As one aspect of the partnership between Trinity College and HMTCA, an interdistrict magnet school, Abi applied for and enrolled in Music 101. Her professor for the introductory course, John Platoff, noticed her musical skill and recommended that she tryout for the Instrumental Ensemble (Music 105), which was under the direction of Nancy Curran.

At first, Nancy was reluctant to accept a high school student. But having played violin for fourteen years, Abi demonstrated that she had the skill, maturity, and persistence required to participate in the Instrumental Ensemble. After seeing her audition, Nancy was very “enthusiastic” to have her join the Ensemble.

From September to April: The Instrumental Ensemble

Since September, the Instrumental Ensemble has met once a week to rehearse. Every week, Abi walks across the street to Trinity College for reheasal from HMTCA, which is located at the Learning Corridor. For Abi, the best part of the class was performing in recitals last December and this April. The most challenging was, “making sure my sound fit the two other instruments playing with me.”

Ensemble Coordinator Nancy Curran called Abi an “accomplished violinist”. In addition, she noted that Abi worked well with her Trinity partner and she, “was willing to take on the challenge of studying and performing French Baroque music, which is very difficult stylistically to play.”

DSC_0229 copy 2Nancy Curran, Ensemble Coordinator, Abigail Dresser & Briana Daley

 A Bright Future For Abi

After graduating from HMTCA this spring, Abi hopes to continue playing violin and studying music, perhaps as a minor. Having successfully completed Music 101 and Music 105 at Trinity College, she will have two possible course credits towards that goal. After college, she hopes to go into, “business, more specifically finance or possibly a real estate lawyer.”

Her musical partner, Briana Daley ‘18 wished her well in the future. Briana stated, “It has been an honor to rehearse and perform with Abi these past two semesters. She is an extremely talented musician, whose positive attitude and love for music shows every day. I know that a bright future is in store for her, and I wish her the best of luck on her future endeavors!
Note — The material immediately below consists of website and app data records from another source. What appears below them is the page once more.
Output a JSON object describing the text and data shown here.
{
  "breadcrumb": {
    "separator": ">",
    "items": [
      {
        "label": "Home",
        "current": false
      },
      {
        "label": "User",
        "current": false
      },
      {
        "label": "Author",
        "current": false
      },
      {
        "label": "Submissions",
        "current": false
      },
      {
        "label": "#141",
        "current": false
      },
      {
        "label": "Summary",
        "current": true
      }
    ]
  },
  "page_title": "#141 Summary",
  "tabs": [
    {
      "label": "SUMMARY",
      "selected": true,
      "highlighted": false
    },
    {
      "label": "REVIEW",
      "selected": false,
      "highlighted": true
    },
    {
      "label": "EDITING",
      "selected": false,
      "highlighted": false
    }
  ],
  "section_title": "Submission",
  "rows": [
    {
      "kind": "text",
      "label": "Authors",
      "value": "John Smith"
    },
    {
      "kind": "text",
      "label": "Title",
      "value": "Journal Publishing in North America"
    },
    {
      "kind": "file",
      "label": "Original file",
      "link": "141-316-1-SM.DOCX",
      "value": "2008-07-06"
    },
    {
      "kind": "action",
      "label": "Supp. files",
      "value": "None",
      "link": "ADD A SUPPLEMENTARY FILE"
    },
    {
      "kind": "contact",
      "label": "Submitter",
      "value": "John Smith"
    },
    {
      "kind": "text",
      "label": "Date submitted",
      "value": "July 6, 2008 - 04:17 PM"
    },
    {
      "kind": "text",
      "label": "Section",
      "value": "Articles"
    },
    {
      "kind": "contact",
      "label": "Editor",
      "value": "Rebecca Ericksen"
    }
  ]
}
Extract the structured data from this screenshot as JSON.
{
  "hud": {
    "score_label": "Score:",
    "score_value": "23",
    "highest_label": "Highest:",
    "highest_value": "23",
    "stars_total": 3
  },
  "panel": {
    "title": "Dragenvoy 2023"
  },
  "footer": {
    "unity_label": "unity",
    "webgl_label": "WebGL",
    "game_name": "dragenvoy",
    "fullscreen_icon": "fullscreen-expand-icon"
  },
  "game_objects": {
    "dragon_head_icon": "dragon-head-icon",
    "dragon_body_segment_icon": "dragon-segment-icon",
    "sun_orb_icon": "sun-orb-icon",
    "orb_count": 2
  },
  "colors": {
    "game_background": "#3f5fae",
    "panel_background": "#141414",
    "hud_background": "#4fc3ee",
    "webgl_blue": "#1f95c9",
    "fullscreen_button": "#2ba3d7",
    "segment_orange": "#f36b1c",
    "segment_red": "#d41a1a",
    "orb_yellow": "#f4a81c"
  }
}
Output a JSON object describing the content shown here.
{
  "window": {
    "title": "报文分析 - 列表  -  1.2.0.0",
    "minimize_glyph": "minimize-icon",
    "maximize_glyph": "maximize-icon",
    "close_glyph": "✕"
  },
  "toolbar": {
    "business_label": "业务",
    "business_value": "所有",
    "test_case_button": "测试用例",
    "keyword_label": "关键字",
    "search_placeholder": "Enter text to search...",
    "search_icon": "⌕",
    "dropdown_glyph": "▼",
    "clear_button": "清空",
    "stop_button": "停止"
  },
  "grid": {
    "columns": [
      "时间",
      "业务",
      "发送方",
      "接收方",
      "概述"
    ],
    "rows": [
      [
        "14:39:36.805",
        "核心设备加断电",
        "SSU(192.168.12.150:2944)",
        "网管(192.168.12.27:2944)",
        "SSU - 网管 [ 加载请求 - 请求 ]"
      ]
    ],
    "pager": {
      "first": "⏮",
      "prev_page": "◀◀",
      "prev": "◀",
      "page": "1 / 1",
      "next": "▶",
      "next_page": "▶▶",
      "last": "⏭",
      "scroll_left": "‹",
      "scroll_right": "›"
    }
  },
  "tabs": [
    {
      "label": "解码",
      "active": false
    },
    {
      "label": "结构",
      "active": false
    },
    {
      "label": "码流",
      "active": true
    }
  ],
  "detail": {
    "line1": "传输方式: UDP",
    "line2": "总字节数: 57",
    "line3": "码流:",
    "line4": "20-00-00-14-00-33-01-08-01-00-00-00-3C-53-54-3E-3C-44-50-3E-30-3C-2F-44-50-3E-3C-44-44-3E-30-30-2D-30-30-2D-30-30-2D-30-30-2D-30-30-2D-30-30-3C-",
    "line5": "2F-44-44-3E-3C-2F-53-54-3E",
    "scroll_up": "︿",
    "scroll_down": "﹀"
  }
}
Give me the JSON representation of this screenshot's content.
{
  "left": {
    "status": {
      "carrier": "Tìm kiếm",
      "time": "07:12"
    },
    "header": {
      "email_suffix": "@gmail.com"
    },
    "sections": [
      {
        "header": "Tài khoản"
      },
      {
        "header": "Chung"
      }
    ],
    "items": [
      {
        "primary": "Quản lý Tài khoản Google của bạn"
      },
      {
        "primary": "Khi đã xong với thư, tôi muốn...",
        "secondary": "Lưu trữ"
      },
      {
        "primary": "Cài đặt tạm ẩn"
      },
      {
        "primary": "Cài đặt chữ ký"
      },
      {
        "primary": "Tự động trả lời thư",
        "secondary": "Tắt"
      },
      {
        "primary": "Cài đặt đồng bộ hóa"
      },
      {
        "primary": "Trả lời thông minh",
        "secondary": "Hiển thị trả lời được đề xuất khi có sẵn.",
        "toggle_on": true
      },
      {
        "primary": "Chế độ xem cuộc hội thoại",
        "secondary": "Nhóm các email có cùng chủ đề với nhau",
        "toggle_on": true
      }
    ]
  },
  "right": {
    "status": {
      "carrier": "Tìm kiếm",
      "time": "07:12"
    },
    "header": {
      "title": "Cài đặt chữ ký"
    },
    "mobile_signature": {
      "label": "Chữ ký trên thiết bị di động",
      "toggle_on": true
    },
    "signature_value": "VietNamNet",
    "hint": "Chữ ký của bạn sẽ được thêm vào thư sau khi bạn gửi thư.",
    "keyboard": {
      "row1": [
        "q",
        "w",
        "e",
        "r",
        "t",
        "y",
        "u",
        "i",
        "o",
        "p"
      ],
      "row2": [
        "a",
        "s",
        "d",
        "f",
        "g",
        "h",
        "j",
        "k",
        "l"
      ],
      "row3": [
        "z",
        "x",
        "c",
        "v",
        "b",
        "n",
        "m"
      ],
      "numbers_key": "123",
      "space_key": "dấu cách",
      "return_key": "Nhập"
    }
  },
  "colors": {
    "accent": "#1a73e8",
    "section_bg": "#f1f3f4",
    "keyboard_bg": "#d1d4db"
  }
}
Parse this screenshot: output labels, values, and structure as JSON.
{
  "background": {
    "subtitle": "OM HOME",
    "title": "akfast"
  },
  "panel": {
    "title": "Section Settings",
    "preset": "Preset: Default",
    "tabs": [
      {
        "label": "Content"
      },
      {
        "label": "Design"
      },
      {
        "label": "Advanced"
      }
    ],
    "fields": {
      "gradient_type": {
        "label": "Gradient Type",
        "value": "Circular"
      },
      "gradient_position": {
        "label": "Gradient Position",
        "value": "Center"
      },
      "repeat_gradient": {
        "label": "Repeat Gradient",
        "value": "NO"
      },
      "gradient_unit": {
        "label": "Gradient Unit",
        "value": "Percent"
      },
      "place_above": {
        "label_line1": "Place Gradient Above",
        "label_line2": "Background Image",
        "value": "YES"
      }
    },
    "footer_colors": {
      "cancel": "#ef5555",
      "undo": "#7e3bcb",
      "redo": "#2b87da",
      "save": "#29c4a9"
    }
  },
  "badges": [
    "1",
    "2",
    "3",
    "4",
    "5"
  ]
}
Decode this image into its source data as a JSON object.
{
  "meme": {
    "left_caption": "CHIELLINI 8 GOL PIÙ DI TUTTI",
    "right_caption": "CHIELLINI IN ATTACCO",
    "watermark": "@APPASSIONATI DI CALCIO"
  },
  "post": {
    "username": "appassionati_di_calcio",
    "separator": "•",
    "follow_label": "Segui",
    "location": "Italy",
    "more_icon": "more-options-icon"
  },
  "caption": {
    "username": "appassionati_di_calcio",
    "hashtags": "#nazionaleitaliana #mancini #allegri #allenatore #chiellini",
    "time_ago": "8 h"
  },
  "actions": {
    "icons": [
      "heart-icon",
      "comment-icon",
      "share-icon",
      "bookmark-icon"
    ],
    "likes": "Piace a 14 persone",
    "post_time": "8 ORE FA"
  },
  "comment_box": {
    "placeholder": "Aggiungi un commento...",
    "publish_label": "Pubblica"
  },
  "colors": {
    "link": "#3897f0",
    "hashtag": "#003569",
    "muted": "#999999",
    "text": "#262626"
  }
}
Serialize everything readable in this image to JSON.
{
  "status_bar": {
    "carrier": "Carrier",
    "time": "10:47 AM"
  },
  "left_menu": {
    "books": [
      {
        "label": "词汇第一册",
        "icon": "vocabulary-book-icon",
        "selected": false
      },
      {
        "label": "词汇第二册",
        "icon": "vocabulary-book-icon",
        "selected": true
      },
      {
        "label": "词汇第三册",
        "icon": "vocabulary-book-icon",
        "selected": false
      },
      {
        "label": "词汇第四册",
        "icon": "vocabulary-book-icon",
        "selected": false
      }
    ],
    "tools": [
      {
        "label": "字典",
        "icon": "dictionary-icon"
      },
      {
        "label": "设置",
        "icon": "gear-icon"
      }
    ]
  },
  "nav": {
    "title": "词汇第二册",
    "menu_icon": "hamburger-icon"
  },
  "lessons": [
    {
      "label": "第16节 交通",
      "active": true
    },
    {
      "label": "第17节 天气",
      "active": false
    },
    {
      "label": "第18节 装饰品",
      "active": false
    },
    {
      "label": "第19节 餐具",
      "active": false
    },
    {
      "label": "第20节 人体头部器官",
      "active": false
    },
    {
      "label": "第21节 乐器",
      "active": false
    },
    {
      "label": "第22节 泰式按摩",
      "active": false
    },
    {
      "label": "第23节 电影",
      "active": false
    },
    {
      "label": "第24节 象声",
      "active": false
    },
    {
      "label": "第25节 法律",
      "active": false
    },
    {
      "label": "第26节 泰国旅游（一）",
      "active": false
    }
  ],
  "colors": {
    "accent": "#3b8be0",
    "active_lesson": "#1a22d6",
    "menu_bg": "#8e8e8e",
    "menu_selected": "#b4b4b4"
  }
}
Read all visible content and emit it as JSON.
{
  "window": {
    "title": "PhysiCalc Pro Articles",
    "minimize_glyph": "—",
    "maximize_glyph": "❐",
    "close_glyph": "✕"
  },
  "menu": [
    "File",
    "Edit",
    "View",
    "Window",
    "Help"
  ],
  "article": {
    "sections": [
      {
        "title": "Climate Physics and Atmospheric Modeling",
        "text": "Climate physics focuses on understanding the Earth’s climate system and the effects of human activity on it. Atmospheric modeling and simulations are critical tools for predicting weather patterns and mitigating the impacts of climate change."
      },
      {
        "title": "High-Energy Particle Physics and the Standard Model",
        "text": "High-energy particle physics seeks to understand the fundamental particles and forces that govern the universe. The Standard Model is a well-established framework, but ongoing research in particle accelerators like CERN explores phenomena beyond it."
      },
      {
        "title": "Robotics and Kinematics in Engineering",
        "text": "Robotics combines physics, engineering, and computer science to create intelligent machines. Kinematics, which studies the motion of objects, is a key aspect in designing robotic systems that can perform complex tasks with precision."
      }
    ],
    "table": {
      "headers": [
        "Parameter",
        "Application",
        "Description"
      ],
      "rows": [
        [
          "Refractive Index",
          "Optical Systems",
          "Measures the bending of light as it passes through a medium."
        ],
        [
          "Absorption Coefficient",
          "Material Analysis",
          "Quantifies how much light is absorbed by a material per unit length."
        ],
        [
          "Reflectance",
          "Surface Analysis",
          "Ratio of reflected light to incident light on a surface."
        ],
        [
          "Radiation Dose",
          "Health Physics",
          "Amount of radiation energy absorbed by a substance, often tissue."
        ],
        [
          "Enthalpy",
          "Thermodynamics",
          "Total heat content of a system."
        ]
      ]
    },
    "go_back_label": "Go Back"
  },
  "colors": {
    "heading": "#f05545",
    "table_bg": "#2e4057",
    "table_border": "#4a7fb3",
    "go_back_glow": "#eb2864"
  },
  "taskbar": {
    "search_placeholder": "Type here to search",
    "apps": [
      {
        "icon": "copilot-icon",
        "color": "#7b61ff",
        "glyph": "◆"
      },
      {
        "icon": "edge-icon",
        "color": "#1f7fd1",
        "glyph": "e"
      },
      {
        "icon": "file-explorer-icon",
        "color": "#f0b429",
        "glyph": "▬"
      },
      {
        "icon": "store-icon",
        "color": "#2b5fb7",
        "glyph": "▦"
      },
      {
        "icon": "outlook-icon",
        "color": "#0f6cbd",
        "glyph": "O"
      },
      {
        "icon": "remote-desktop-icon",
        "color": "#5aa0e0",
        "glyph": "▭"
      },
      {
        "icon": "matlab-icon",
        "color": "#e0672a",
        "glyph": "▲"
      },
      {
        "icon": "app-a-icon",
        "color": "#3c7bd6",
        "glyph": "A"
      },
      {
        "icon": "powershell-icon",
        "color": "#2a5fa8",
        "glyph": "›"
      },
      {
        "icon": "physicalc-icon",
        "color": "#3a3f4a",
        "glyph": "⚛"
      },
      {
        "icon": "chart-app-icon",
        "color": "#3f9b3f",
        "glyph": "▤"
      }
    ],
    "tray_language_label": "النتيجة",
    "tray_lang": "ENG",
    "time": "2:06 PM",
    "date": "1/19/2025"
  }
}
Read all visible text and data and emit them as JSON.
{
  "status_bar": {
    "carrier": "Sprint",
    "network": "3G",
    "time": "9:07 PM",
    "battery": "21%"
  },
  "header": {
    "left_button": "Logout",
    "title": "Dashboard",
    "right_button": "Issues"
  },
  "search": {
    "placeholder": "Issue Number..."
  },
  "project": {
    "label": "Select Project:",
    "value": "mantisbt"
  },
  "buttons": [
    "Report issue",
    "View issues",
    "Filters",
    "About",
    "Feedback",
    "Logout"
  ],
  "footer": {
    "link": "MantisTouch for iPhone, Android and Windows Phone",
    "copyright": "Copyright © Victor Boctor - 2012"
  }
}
She will be greatly missed.”


This video clip was from the December 2016 performance of the Trinity College Instrumental Ensemble recital. The players include (from left to right) Nancy Curran, coordinator, Abigail Dresser, HMTCA ’17, and Briana Daley, Trinity ’18.